◆ **MATERIALS PROVIDED**
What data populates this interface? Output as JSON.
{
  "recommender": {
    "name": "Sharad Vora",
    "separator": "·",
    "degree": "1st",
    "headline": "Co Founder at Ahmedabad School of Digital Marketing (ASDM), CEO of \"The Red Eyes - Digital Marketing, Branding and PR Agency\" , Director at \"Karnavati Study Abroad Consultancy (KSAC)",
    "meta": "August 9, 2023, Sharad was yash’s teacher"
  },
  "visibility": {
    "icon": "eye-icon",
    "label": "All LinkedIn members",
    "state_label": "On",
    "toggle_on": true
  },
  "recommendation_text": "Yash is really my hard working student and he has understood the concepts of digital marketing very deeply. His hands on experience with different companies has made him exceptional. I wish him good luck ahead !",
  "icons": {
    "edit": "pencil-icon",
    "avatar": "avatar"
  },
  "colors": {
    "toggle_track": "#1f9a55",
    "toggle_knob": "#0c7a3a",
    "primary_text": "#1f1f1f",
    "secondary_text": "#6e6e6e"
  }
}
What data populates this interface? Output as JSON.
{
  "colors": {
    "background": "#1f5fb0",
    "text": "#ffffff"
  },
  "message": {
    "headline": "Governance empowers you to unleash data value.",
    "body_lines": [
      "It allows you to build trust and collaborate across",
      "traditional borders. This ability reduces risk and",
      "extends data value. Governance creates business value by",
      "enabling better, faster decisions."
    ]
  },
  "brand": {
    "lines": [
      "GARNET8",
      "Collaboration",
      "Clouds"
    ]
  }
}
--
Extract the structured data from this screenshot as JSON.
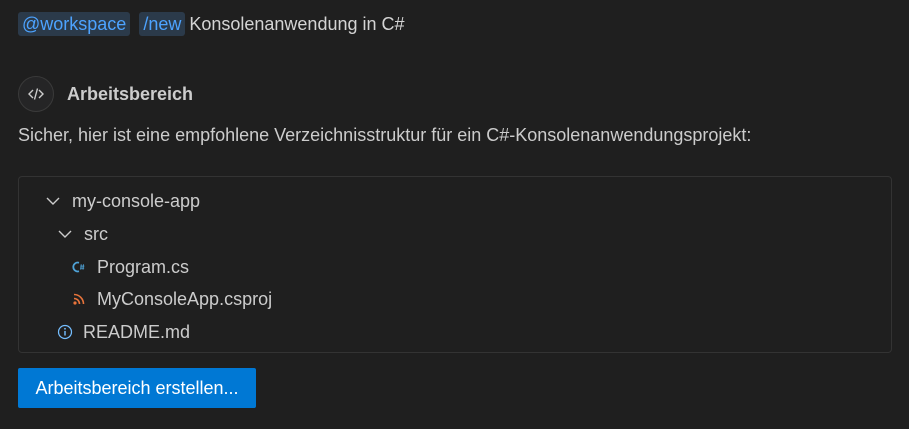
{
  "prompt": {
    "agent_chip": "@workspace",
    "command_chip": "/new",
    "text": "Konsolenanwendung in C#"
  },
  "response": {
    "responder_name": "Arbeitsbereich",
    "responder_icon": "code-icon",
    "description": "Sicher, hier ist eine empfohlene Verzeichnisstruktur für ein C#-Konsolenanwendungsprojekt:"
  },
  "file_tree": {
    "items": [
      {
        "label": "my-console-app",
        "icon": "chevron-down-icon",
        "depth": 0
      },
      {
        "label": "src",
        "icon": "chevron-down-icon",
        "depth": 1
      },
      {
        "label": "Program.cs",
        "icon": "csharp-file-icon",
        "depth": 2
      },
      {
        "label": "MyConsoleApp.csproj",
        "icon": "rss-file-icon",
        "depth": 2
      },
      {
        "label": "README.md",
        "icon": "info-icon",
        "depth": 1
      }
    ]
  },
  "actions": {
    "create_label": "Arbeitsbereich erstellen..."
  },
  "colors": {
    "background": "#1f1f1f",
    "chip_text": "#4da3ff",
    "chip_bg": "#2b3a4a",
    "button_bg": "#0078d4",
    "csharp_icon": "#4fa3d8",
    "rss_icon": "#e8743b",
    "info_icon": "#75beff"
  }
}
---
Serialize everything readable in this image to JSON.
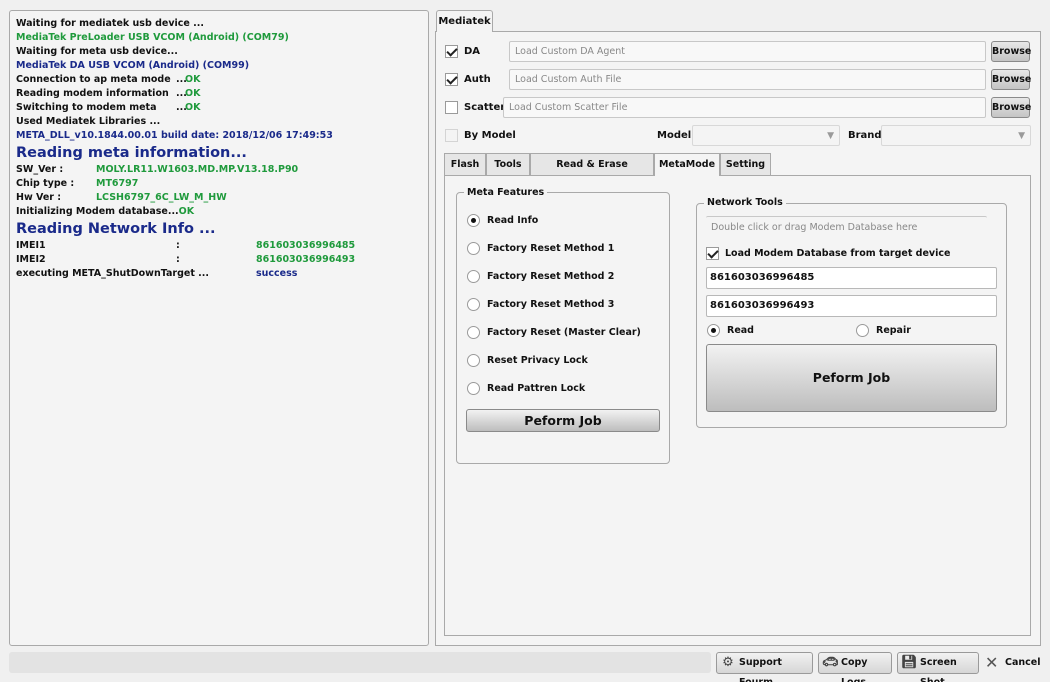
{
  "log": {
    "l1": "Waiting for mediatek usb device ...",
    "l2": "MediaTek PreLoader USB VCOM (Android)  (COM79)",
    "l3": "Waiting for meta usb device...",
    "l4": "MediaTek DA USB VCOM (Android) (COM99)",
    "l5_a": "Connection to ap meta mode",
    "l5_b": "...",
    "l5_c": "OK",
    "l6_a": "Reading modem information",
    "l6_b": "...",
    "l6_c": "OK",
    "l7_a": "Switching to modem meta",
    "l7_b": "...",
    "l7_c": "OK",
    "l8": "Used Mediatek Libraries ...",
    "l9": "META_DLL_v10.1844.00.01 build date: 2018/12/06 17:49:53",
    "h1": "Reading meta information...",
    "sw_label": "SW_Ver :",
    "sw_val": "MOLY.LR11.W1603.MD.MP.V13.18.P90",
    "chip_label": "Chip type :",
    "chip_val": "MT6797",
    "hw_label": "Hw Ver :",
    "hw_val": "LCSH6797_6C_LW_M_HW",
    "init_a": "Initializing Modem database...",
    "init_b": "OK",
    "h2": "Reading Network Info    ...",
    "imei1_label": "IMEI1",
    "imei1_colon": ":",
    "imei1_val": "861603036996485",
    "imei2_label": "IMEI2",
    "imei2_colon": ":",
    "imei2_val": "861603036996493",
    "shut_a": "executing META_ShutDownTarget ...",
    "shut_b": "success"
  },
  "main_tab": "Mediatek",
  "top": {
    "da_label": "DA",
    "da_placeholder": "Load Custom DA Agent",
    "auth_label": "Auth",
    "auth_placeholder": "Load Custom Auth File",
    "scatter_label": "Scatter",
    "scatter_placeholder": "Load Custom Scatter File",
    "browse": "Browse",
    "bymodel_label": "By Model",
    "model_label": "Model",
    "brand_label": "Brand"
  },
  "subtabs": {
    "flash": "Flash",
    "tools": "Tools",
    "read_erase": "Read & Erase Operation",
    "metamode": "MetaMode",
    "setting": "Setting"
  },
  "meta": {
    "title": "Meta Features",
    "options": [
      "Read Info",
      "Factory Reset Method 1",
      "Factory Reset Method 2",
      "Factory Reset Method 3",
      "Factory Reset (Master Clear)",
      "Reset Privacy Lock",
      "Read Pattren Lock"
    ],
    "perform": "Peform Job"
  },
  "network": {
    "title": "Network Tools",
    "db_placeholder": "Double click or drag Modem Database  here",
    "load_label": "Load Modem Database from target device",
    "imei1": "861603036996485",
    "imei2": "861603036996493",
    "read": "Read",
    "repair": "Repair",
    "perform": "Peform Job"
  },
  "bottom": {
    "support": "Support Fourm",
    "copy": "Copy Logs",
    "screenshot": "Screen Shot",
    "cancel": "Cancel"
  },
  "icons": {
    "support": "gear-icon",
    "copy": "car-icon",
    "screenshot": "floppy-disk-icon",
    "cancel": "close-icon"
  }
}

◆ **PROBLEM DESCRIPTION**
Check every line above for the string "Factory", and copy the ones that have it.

◆ **ANSWER**
      "Factory Reset Method 1",
      "Factory Reset Method 2",
      "Factory Reset Method 3",
      "Factory Reset (Master Clear)",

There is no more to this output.